June 4, 1963
HARLEYSVILLE MUTUAL CASUALTY COMPANY.
Appeal, No. 433, Jan. T., 1962, from judgment of Court of Common Pleas of Lancaster County, Sept. T., 1961, No. 89, in case of N. M. Papadell v. Harleysville Mutual Casualty Company. Judgment reversed.
Daniel H. Shertzer, for appellant.
B. M. Zimmerman, with him W. Hensel Brown, and Brown & Zimmerman, for appellee.
Before Bell, C.j., Musmanno, Jones, Cohen, Eagen, O'brien and Roberts, JJ.
[ 411 Pa. Page 215]
OPINION BY MR. JUSTICE COHEN
A fire occurred at premises owned by appellant-insured in which personal property belonging to two individuals was damaged. These parties brought a suit against appellant which appellee-insurer refused to defend on the ground that the loss was specifically excluded from the coverage of appellant's comprehensive personal liability insurance policy. Judgments were recovered against appellant which he satisfied. He then brought this action against appellee to recover the amounts paid on the judgments and the costs of defending these suits.*fn1

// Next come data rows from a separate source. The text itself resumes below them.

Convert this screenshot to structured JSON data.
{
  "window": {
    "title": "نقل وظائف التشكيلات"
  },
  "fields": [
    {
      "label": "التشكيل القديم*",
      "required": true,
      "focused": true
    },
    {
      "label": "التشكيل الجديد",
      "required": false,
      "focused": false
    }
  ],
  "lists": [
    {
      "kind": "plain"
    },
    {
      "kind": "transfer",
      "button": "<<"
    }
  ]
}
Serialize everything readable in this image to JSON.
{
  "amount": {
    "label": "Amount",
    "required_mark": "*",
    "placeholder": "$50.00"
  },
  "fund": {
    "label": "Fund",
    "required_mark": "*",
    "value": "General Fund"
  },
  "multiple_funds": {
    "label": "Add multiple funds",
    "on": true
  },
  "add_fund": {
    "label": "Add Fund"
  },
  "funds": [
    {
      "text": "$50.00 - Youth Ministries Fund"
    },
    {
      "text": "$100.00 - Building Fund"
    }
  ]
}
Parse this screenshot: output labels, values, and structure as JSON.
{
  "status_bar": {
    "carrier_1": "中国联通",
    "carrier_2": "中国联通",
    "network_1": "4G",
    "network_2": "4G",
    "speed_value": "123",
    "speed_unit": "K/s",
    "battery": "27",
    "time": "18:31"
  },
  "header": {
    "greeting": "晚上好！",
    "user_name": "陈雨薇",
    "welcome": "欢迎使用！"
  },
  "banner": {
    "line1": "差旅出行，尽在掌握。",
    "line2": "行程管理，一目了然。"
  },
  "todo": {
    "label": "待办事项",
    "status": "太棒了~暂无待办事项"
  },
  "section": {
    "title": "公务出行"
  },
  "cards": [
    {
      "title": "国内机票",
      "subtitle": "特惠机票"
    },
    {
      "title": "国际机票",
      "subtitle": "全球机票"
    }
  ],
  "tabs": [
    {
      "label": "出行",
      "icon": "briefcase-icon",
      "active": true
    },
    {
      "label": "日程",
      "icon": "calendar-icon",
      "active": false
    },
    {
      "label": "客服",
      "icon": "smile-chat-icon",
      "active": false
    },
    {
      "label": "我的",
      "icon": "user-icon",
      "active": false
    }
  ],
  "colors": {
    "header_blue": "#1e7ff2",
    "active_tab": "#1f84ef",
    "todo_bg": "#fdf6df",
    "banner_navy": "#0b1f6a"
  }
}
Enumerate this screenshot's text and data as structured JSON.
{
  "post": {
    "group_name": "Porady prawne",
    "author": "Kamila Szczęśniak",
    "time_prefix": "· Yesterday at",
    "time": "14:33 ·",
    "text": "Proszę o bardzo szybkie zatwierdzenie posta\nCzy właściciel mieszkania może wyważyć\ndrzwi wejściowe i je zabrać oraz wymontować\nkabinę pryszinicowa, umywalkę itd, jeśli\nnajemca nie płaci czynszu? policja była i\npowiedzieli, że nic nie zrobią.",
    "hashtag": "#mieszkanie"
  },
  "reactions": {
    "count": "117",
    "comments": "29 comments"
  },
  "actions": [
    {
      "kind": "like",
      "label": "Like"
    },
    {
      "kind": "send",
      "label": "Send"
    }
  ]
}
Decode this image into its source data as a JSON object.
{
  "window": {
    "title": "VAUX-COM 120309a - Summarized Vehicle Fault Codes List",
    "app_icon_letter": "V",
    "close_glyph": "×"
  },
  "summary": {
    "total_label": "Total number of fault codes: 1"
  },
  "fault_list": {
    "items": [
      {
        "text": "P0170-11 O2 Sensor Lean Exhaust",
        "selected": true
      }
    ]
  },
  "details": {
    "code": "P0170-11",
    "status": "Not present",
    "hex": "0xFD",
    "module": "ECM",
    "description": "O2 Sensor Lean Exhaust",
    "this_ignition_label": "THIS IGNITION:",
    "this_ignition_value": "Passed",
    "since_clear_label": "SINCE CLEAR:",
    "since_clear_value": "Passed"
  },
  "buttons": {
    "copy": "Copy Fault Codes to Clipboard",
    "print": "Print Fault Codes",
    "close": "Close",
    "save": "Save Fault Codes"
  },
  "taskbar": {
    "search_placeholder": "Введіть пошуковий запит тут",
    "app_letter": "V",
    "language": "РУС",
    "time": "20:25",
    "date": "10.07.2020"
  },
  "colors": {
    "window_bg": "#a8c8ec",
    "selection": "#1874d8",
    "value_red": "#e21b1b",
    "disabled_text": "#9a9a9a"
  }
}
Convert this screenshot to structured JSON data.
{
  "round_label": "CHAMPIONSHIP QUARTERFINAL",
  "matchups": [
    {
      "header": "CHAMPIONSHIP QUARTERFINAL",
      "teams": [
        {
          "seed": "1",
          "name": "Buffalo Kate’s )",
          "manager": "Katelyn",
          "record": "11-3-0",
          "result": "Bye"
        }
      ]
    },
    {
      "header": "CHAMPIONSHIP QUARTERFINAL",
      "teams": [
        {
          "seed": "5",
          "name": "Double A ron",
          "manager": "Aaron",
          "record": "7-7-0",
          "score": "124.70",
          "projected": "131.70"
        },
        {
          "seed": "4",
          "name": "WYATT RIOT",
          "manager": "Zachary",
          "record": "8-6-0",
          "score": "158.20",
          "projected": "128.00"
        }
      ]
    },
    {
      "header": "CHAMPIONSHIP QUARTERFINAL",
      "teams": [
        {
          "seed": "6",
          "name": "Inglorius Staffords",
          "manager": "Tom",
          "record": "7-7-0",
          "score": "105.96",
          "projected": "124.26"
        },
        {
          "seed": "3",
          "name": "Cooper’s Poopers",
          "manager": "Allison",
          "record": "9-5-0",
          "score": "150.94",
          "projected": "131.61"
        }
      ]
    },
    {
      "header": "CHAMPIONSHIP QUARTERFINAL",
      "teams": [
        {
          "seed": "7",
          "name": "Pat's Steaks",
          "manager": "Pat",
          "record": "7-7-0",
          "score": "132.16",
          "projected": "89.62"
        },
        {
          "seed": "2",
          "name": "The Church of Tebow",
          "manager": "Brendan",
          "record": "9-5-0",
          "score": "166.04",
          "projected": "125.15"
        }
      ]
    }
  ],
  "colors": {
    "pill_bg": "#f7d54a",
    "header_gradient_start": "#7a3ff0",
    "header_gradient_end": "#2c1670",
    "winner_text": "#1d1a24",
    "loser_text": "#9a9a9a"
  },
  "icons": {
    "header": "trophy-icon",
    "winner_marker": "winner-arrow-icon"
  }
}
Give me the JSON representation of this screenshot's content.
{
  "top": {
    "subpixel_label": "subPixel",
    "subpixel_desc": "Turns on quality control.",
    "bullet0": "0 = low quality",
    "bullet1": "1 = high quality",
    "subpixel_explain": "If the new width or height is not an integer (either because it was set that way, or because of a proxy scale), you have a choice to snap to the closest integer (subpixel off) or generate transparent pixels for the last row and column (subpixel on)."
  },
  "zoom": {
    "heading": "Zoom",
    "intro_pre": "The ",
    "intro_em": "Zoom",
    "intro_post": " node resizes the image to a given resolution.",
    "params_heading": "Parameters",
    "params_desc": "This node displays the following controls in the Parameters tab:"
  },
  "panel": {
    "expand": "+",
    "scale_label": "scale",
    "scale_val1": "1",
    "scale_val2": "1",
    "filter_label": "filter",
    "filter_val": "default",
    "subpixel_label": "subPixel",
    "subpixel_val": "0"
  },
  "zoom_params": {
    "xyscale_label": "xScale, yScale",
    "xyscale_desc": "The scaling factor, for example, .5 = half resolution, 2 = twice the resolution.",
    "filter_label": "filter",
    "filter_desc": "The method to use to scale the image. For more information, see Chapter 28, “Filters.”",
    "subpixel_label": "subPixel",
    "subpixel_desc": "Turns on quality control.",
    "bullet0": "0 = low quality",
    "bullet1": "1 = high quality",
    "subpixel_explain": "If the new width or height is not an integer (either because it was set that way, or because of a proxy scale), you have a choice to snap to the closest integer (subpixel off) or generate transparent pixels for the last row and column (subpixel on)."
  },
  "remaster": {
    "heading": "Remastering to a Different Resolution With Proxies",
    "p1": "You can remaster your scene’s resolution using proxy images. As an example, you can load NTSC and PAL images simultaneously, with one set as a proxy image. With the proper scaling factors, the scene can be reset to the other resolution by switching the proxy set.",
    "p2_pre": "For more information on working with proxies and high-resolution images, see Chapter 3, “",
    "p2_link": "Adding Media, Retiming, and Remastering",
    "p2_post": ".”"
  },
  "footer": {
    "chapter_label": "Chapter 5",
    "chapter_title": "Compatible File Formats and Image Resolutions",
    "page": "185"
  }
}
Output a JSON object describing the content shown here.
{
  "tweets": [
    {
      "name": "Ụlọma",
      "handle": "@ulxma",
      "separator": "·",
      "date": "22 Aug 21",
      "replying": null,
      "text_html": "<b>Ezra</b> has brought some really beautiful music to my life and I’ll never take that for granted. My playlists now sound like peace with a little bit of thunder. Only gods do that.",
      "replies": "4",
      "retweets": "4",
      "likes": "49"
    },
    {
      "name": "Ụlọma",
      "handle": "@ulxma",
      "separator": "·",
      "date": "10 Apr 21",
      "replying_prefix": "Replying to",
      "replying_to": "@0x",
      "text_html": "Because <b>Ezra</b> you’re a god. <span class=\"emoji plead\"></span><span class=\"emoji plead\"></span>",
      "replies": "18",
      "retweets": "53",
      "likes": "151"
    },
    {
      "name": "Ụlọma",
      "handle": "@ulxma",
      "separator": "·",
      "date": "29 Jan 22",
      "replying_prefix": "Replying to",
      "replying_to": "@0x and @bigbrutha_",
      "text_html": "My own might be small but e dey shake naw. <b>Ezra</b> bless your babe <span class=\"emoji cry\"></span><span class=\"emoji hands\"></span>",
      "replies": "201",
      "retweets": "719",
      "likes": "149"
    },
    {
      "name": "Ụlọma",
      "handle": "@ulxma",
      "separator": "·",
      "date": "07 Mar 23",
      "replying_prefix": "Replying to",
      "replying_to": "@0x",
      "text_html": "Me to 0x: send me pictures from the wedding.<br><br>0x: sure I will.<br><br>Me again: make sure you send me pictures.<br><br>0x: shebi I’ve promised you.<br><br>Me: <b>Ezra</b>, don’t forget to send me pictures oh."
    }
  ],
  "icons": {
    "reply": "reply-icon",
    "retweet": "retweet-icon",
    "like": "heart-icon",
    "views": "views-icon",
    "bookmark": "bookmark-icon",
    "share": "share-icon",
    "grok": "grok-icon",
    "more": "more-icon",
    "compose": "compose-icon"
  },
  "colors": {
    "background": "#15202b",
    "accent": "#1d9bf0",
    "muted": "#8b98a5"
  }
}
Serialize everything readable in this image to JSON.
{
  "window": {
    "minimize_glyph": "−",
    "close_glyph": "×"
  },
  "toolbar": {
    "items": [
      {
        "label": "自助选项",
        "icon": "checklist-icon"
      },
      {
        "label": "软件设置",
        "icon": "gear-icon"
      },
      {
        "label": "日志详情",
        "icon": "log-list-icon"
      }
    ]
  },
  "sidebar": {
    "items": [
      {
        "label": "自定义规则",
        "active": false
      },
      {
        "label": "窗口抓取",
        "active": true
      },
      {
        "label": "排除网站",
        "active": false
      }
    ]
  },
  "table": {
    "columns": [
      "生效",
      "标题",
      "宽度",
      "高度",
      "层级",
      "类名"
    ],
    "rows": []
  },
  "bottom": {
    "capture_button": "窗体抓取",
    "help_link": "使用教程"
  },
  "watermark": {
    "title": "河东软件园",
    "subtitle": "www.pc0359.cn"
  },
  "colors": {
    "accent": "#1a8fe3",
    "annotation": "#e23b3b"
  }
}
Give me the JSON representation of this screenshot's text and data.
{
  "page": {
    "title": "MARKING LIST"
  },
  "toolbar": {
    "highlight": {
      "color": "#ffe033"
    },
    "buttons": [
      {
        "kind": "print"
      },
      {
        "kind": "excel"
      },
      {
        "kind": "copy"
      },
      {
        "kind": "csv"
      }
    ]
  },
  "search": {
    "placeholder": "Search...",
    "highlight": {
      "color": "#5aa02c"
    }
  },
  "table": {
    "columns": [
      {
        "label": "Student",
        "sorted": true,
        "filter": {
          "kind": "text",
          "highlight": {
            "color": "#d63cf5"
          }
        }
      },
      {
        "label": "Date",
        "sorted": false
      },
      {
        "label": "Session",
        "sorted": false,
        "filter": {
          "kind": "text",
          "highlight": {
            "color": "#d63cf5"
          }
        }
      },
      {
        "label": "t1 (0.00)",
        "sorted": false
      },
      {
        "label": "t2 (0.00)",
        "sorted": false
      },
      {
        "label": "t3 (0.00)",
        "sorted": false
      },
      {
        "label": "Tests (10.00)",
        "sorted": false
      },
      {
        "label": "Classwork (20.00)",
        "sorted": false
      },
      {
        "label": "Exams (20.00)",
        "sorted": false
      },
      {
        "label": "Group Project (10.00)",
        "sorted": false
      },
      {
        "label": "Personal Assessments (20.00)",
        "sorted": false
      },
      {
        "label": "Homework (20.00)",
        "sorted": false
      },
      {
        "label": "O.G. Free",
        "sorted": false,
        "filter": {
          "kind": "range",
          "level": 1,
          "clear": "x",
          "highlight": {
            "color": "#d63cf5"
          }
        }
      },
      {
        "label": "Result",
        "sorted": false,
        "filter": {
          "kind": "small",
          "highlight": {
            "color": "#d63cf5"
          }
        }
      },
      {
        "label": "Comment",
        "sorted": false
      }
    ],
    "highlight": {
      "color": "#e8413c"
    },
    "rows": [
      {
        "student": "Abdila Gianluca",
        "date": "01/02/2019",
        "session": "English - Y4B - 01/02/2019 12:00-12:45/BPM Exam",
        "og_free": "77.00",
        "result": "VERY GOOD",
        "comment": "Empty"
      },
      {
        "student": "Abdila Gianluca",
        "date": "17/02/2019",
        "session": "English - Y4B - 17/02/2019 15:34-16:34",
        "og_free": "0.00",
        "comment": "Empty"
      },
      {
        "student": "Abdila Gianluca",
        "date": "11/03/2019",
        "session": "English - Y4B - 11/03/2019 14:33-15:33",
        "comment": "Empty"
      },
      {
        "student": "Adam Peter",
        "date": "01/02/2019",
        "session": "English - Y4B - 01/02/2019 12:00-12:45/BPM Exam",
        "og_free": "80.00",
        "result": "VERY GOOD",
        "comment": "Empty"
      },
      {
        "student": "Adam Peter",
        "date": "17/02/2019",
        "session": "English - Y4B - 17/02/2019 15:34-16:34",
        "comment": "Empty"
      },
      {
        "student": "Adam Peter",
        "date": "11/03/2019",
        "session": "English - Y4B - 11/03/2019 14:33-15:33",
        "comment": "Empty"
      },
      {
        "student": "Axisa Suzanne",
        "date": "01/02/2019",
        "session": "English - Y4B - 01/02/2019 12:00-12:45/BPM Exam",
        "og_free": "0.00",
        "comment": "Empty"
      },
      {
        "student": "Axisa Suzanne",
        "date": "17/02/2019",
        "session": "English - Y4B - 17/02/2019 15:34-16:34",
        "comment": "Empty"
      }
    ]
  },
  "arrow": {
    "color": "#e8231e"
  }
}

The policy in question insures, inter alia, against liability for property damage resulting from the use of certain premises. In denying coverage, appellee set forth as new matter exclusion (e) of the policy which provides that "[this] policy does not apply to new construction or demolition operations ... performed by or under contract with the named insured." In his answer to appellee's new matter, appellant admitted that at the time of the fire an adjoining building, also owned by him, was being demolished. On the basis of this answer - which did not admit that the demolition work had any casual connection with the fire - appellee moved for judgment on the pleadings. He argued that exclusion (e) eliminates from coverage losses occurring while demolition is being undertaken on adjoining buildings, regardless of whether there is any casual connection between the loss and the demolition work.
[ 411 Pa. Page 216]
Appellant opposed the motion asserting that exclusion (e) requires such a casual connection. The court below granted appellee's motion for judgment on the pleadings and this appeal followed.
We hold that the court below committed error. Since the meaning of the clause in question is not clear, any ambiguities must be resolved in favor of the insured. See Weissman v. Prashker, 405 Pa. 226, 175 A.2d 63 (1961). In addition, the more reasonable interpretation of exclusion (e) is to require a casual connection between the loss and the construction of demolition operations. The purpose of the exclusionary clauses of this policy would seem to be one of eliminating from coverage losses resulting from certain enumerated risks. It seems unlikely that the parties intended to suspend coverage completely during the occurrence of certain events, such as demolition. For example, exclusion (b) contains language similar to exclusion (e) with regard to the operation of elevators. Certainly it was not the intention of the parties that a loss should be excluded because it happened to occur while an elevator was being operated in the building. Cf. Employers' Liability Assur. Corp. v. Youghiogheny & Ohio Coal Co., 214 F.2d 418 (8th Cir. 1954).
Since the factual question of whether the fire was caused by the demolition work remains unresolved by the pleadings, judgment on the pleadings was improperly granted.